While the Federal Communication Commission limits how much radiofrequency radiation can come out of your cellphone, the Food and Drug Administration can have a say about whether those limits are safe.
Researchers at the National Toxicology Program found that there was "some evidence of carcinogenic activity" from cellphone radiation in male rats. In real life, humans are exposed to cellphone radiation at a rate that is "very, very, very much lower than what we studied". While the United States has transitioned to 4G, 4G-LTE and 5G networks in recent years, the 2G and 3G frequencies are still used in voice calls and texting. Most groups were exposed to nine hours of radio waves per day for two years. Therefore, the results may not be applied directly to humans, according to John Bucher, a senior scientist at the National Toxicology Program.

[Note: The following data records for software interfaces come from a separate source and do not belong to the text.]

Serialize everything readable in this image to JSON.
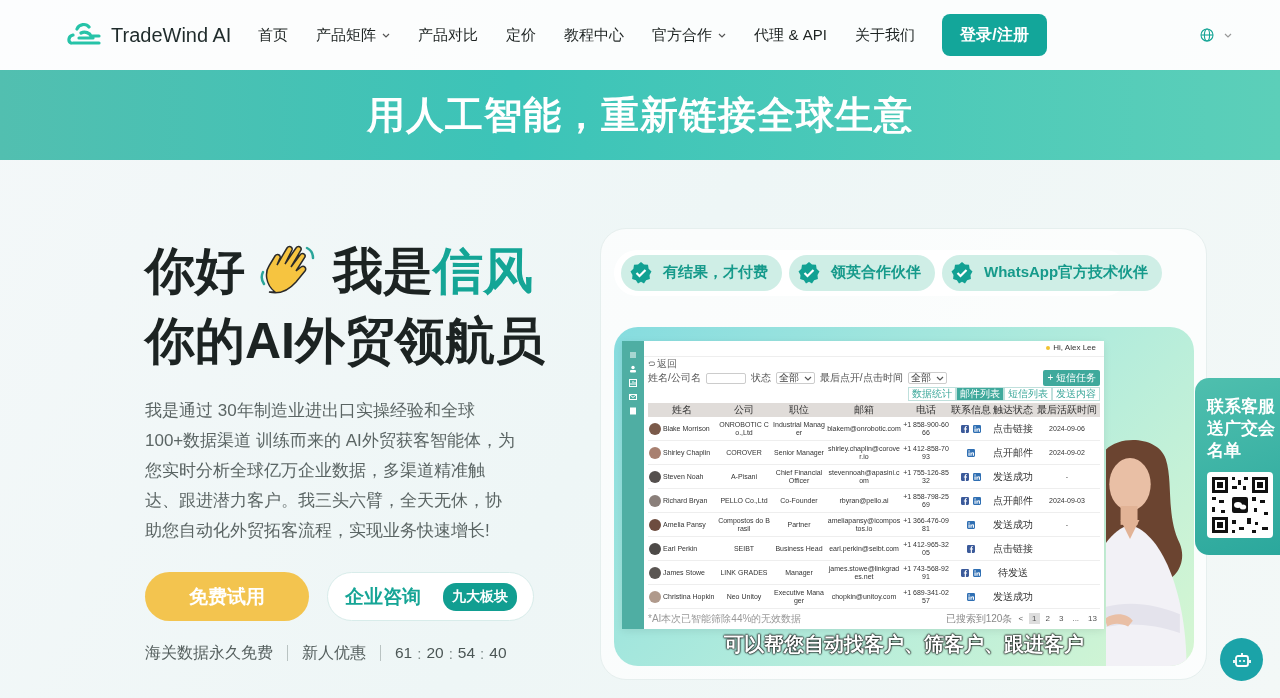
{
  "nav": {
    "logo": "TradeWind AI",
    "items": [
      {
        "label": "首页",
        "dropdown": false
      },
      {
        "label": "产品矩阵",
        "dropdown": true
      },
      {
        "label": "产品对比",
        "dropdown": false
      },
      {
        "label": "定价",
        "dropdown": false
      },
      {
        "label": "教程中心",
        "dropdown": false
      },
      {
        "label": "官方合作",
        "dropdown": true
      },
      {
        "label": "代理 & API",
        "dropdown": false
      },
      {
        "label": "关于我们",
        "dropdown": false
      }
    ],
    "login": "登录/注册"
  },
  "banner": "用人工智能，重新链接全球生意",
  "hero": {
    "greeting": "你好",
    "intro": "我是",
    "name": "信风",
    "tagline": "你的AI外贸领航员",
    "description": "我是通过 30年制造业进出口实操经验和全球 100+数据渠道 训练而来的 AI外贸获客智能体，为您实时分析全球亿万企业数据，多渠道精准触达、跟进潜力客户。我三头六臂，全天无休，协助您自动化外贸拓客流程，实现业务快速增长!",
    "primary_button": "免费试用",
    "secondary_button": "企业咨询",
    "secondary_badge": "九大板块",
    "perks": [
      "海关数据永久免费",
      "新人优惠"
    ],
    "countdown": {
      "separator": ":",
      "parts": [
        "61",
        "20",
        "54",
        "40"
      ]
    }
  },
  "showcase": {
    "badges": [
      "有结果，才付费",
      "领英合作伙伴",
      "WhatsApp官方技术伙伴"
    ],
    "mockup": {
      "greeting": "Hi, Alex Lee",
      "back": "返回",
      "filters": [
        {
          "kind": "input",
          "label": "姓名/公司名"
        },
        {
          "kind": "select",
          "label": "状态",
          "value": "全部"
        },
        {
          "kind": "select",
          "label": "最后点开/点击时间",
          "value": "全部"
        }
      ],
      "action": "+ 短信任务",
      "tabs": [
        {
          "label": "数据统计",
          "selected": false
        },
        {
          "label": "邮件列表",
          "selected": true
        },
        {
          "label": "短信列表",
          "selected": false
        },
        {
          "label": "发送内容",
          "selected": false
        }
      ],
      "columns": [
        "姓名",
        "公司",
        "职位",
        "邮箱",
        "电话",
        "联系信息",
        "触达状态",
        "最后活跃时间"
      ],
      "rows": [
        {
          "name": "Blake Morrison",
          "company": "ONROBOTIC Co.,Ltd",
          "title": "Industrial Manager",
          "email": "blakem@onrobotic.com",
          "phone": "+1 858-900-6066",
          "facebook": true,
          "linkedin": true,
          "status": "点击链接",
          "last_active": "2024-09-06"
        },
        {
          "name": "Shirley Chaplin",
          "company": "COROVER",
          "title": "Senior Manager",
          "email": "shirley.chaplin@corover.io",
          "phone": "+1 412-858-7093",
          "facebook": false,
          "linkedin": true,
          "status": "点开邮件",
          "last_active": "2024-09-02"
        },
        {
          "name": "Steven Noah",
          "company": "A-Pisani",
          "title": "Chief Financial Officer",
          "email": "stevennoah@apasini.com",
          "phone": "+1 755-126-8532",
          "facebook": true,
          "linkedin": true,
          "status": "发送成功",
          "last_active": "-"
        },
        {
          "name": "Richard Bryan",
          "company": "PELLO Co.,Ltd",
          "title": "Co-Founder",
          "email": "rbyran@pello.ai",
          "phone": "+1 858-798-2569",
          "facebook": true,
          "linkedin": true,
          "status": "点开邮件",
          "last_active": "2024-09-03"
        },
        {
          "name": "Amelia Pansy",
          "company": "Compostos do Brasil",
          "title": "Partner",
          "email": "ameliapansy@icompostos.io",
          "phone": "+1 366-476-0981",
          "facebook": false,
          "linkedin": true,
          "status": "发送成功",
          "last_active": "-"
        },
        {
          "name": "Earl Perkin",
          "company": "SEIBT",
          "title": "Business Head",
          "email": "earl.perkin@seibt.com",
          "phone": "+1 412-965-3205",
          "facebook": true,
          "linkedin": false,
          "status": "点击链接"
        },
        {
          "name": "James Stowe",
          "company": "LINK GRADES",
          "title": "Manager",
          "email": "james.stowe@linkgrades.net",
          "phone": "+1 743-568-9291",
          "facebook": true,
          "linkedin": true,
          "status": "待发送"
        },
        {
          "name": "Christina Hopkin",
          "company": "Neo Unitoy",
          "title": "Executive Manager",
          "email": "chopkin@unitoy.com",
          "phone": "+1 689-341-0257",
          "facebook": false,
          "linkedin": true,
          "status": "发送成功"
        }
      ],
      "note": "*AI本次已智能筛除44%的无效数据",
      "result_count": "已搜索到120条",
      "prev": "<",
      "pages": [
        {
          "label": "1",
          "selected": true
        },
        {
          "label": "2",
          "selected": false
        },
        {
          "label": "3",
          "selected": false
        },
        {
          "label": "...",
          "selected": false
        },
        {
          "label": "13",
          "selected": false
        }
      ]
    },
    "caption": "可以帮您自动找客户、筛客户、跟进客户"
  },
  "contact_card": {
    "text": "联系客服送广交会名单"
  }
}
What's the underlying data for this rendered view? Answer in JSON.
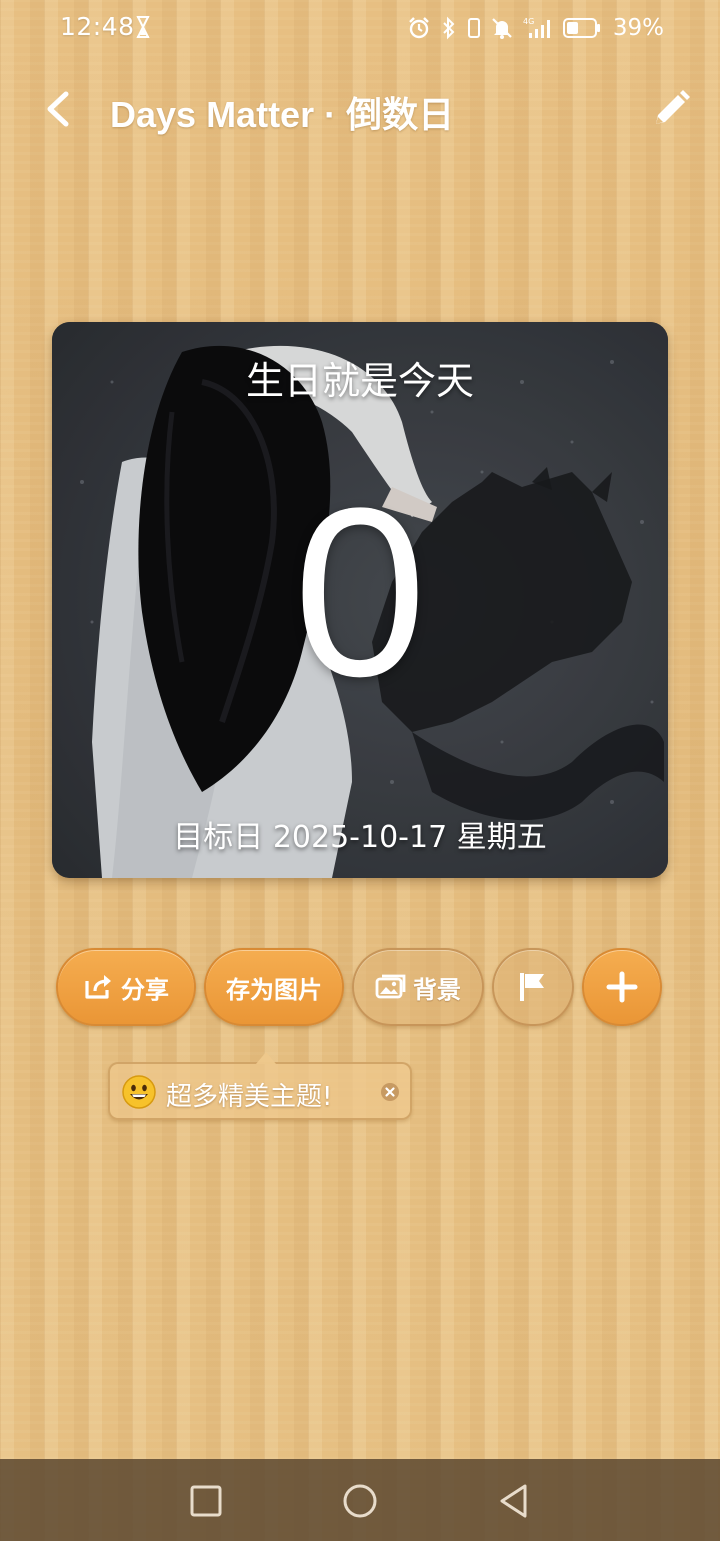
{
  "status_bar": {
    "time": "12:48",
    "battery": "39%",
    "icons": [
      "hourglass-icon",
      "alarm-icon",
      "bluetooth-icon",
      "vibrate-icon",
      "mute-icon",
      "signal-4g-icon",
      "battery-icon"
    ]
  },
  "header": {
    "title": "Days Matter · 倒数日",
    "back_icon": "chevron-left-icon",
    "edit_icon": "pencil-icon"
  },
  "card": {
    "title": "生日就是今天",
    "days": "0",
    "target_date": "目标日 2025-10-17 星期五"
  },
  "actions": {
    "share_label": "分享",
    "save_image_label": "存为图片",
    "background_label": "背景",
    "flag_icon": "flag-icon",
    "add_icon": "plus-icon"
  },
  "promo": {
    "emoji": "grinning-face-icon",
    "text": "超多精美主题!",
    "close_icon": "close-circle-icon"
  },
  "nav": {
    "icons": [
      "recents-square-icon",
      "home-circle-icon",
      "back-triangle-icon"
    ]
  },
  "colors": {
    "accent_orange": "#F09A3A",
    "wood": "#E5BD7F",
    "text": "#FFFFFF"
  }
}
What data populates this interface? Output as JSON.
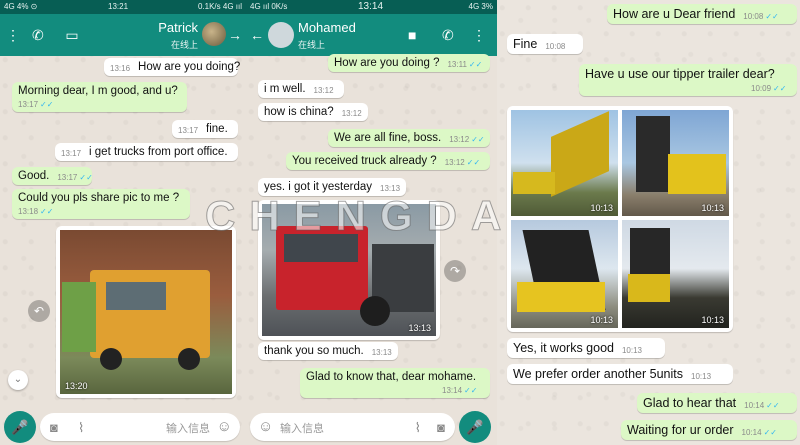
{
  "colors": {
    "header_dark": "#075e54",
    "header": "#128c7e",
    "outgoing": "#dcf8c6",
    "incoming": "#ffffff",
    "read_tick": "#34b7f1"
  },
  "watermark": "CHENGDA",
  "chat1": {
    "status": {
      "left": "4G 4% ⊙",
      "time": "13:21",
      "right": "0.1K/s 4G ııl"
    },
    "contact": {
      "name": "Patrick",
      "status": "在线上"
    },
    "messages": [
      {
        "text": "How are you doing?",
        "time": "13:16"
      },
      {
        "text": "Morning dear, I m good, and u?",
        "time": "13:17"
      },
      {
        "text": "fine.",
        "time": "13:17"
      },
      {
        "text": "i get trucks from port office.",
        "time": "13:17"
      },
      {
        "text": "Good.",
        "time": "13:17"
      },
      {
        "text": "Could you pls share pic to me ?",
        "time": "13:18"
      }
    ],
    "photo_time": "13:20",
    "input_placeholder": "输入信息"
  },
  "chat2": {
    "status": {
      "left": "4G ııl 0K/s",
      "time": "13:14",
      "right": "4G 3%"
    },
    "contact": {
      "name": "Mohamed",
      "status": "在线上"
    },
    "messages": [
      {
        "text": "How are you doing ?",
        "time": "13:11"
      },
      {
        "text": "i m well.",
        "time": "13:12"
      },
      {
        "text": "how is china?",
        "time": "13:12"
      },
      {
        "text": "We are all fine, boss.",
        "time": "13:12"
      },
      {
        "text": "You received truck already ?",
        "time": "13:12"
      },
      {
        "text": "yes. i got it yesterday",
        "time": "13:13"
      },
      {
        "text": "thank you so much.",
        "time": "13:13"
      },
      {
        "text": "Glad to know that, dear mohame.",
        "time": "13:14"
      }
    ],
    "photo_time": "13:13",
    "input_placeholder": "输入信息"
  },
  "chat3": {
    "messages": [
      {
        "text": "How are u Dear friend",
        "time": "10:08"
      },
      {
        "text": "Fine",
        "time": "10:08"
      },
      {
        "text": "Have u use our tipper trailer dear?",
        "time": "10:09"
      },
      {
        "text": "Yes, it works good",
        "time": "10:13"
      },
      {
        "text": "We prefer order another 5units",
        "time": "10:13"
      },
      {
        "text": "Glad to hear that",
        "time": "10:14"
      },
      {
        "text": "Waiting for ur order",
        "time": "10:14"
      }
    ],
    "photo_times": [
      "10:13",
      "10:13",
      "10:13",
      "10:13"
    ]
  }
}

Though Dr Bucher says the levels of microwave radiation the animals were exposed to were much higher than we encounter from our cell phones, humans are, of course, considerably larger than rats.
And even with these unusually high levels of exposure, the links to cancer were still "mostly equivocal, or ambiguous", according to the FDA's statement.
The voluminous but sometimes puzzling results also aren't likely to prompt USA agencies or other bodies to immediately change how they regulate the ubiquitous devices or view their health risks. The difference could simply be the result of chance, STAT News reports. And just because researchers discover an association in rodents does not mean they translate to humans.
The reports, along with earlier research show that current limits for mobile phone radiation, "remain acceptable for protecting the public health", Jeffrey Shuren, director of the FDA's Center for Devices and Radiological Health, said in an emailed statement.